Another form of empathy is emotional empathy. This type of empathy drives our ideas of the empath in science fiction. When we engage in emotional empathy, we feel the emotions of others. There are these little neurons in our brains that allow us to mirror the feelings of someone else. Scientists are still debating to some degree what these neurons are for in humans, but for our purposes, they allow us to mimic feeling the emotions of another human. This type of empathy can reinforce our connection in close relationship situations. However, if we're not careful, it can be inappropriate in the workplace. We must be in tune with the subtlety of when this type of empathy is appropriate and when it isn't.

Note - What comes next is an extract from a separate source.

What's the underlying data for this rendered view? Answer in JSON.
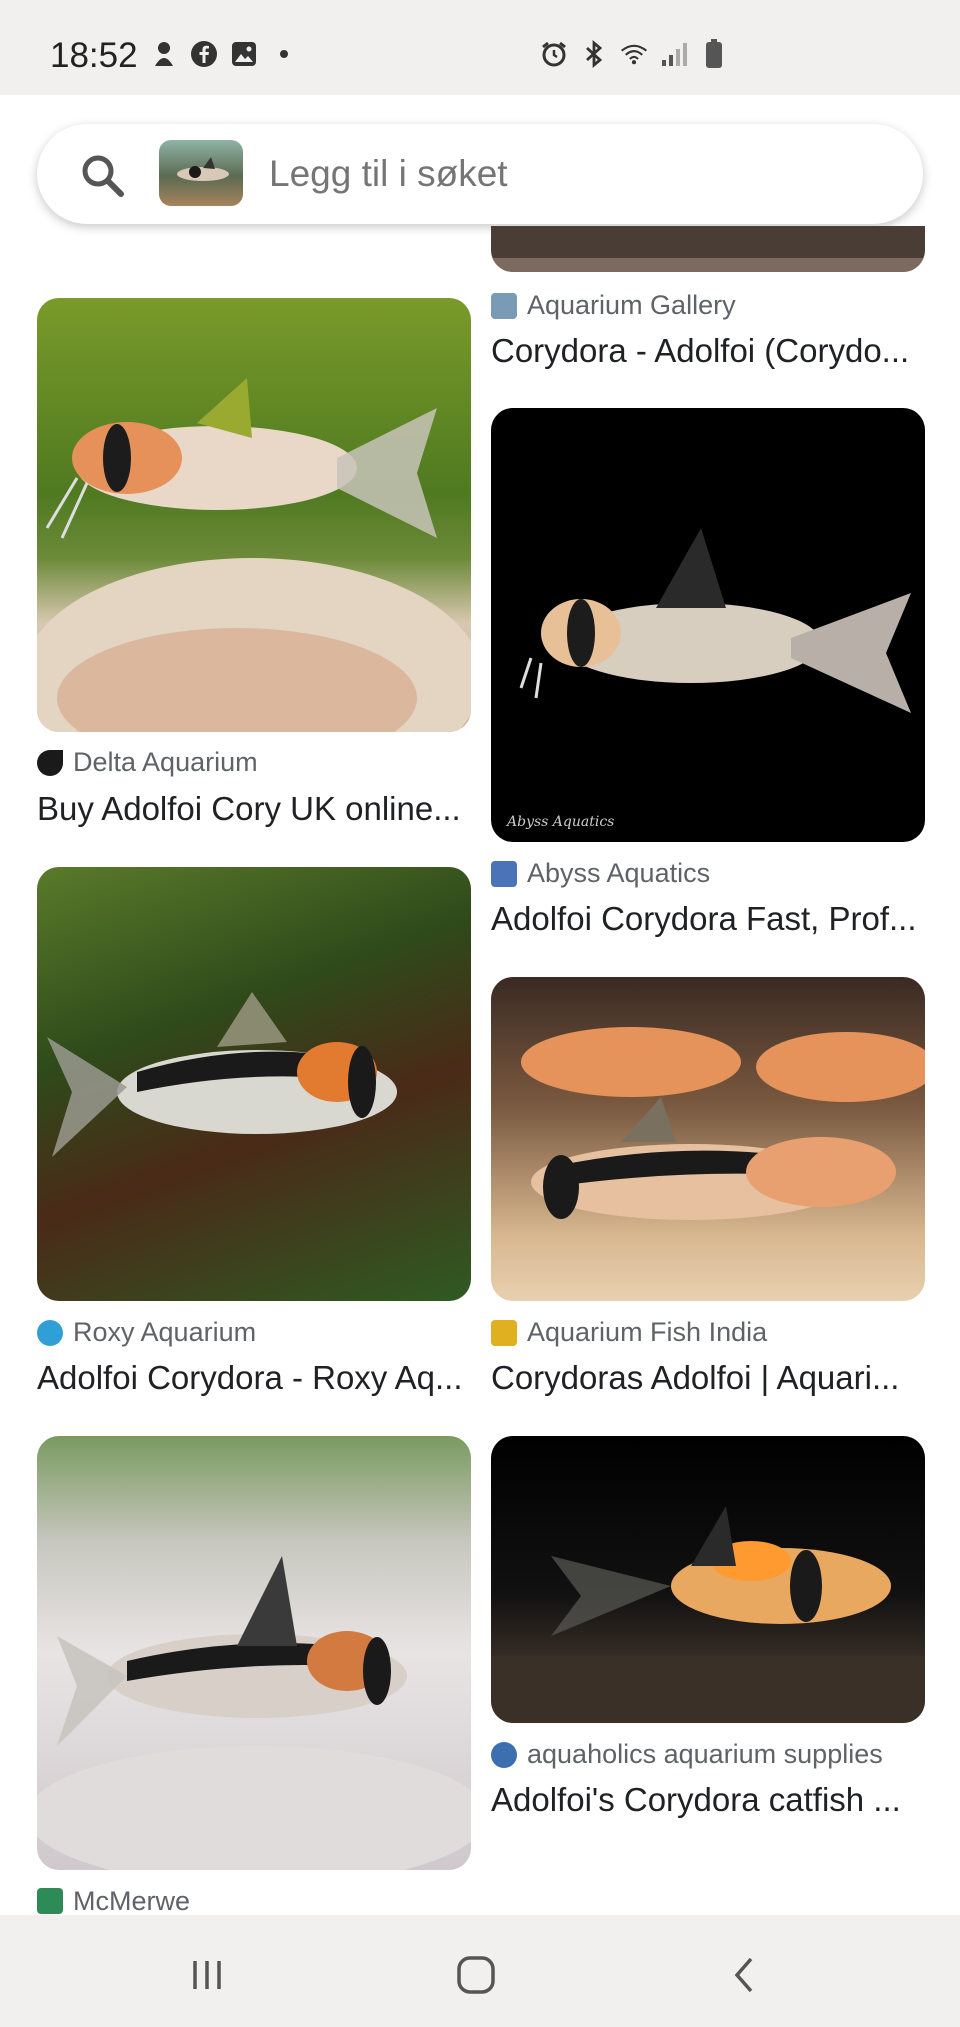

Finally, I talk with my clients about compassionate empathy. This type of empathy takes a bit of mastery of the other two because it combines them and results in action. When we engage in compassionate empathy, we not only understand the predicament someone is in, but we can also feel with them and are spontaneously moved into action. When you hear coaches talk about compassionate leadership, this is what we mean. I like to see leaders working to achieve this type of empathy because it approaches others as a whole person. I hold myself out as a holistic coach – I coach not only the aspects of being an executive but also the individual components of an executive's life that affect them as a whole person. Often, as leaders, we are in positions that give us the resources to act on someone else's behalf. When we engage in compassionate empathy, we can find a middle ground from which we can work with just enough detachment to be adequate.

If we hold out compassionate empathy as the holy grail for leaders, there is inevitably some risk for leaders to get there. Since compassionate empathy strikes a balance between cognitive and emotional empathy, leaders must embrace vulnerability to get there. Vulnerability is quite the buzzword these days. People talk about it as a desirable trait, but only some are willing to work to get there. When we are vulnerable with members of our teams, we allow ourselves to explore the spaces where we can think and label our own experiences, fueling our ability to be better with cognitive empathy. We can also allow ourselves to feel emotions that we may not usually feel so that we can understand the pain or frustrations someone else is experiencing as they work through a situation. This can get scary for some executives who aren't as used to exploring their own emotions. Engaging vulnerability in this area requires work, self-reflection, and mindfulness. These are all things that I work on with my clients. I help them work to find that balance, so they don't end up oversharing or turning the focus of any conversation back on themselves. Ultimately, engaging in empathy is about the people we lead and the health of our teams.

Empathy is hard. Therefore, it takes work and a conscious effort to explore it within ourselves. It's risky because we may stumble across things we didn't realize were there. We may find ourselves feeling uncomfortable and shying away from difficult conversations. But, if we take that risk as leaders, our connection with those we lead will only be more robust. If we can embrace compassionate empathy, we not only strengthen that connection but we take action to make our teams better and allow them to feel more supported. As a leader, take a long look at your team. What could they do if they felt better understood and better supported by you? How much better could your decision-making be where they are concerned? Isn't it worth the risk to add empathy to inspiration?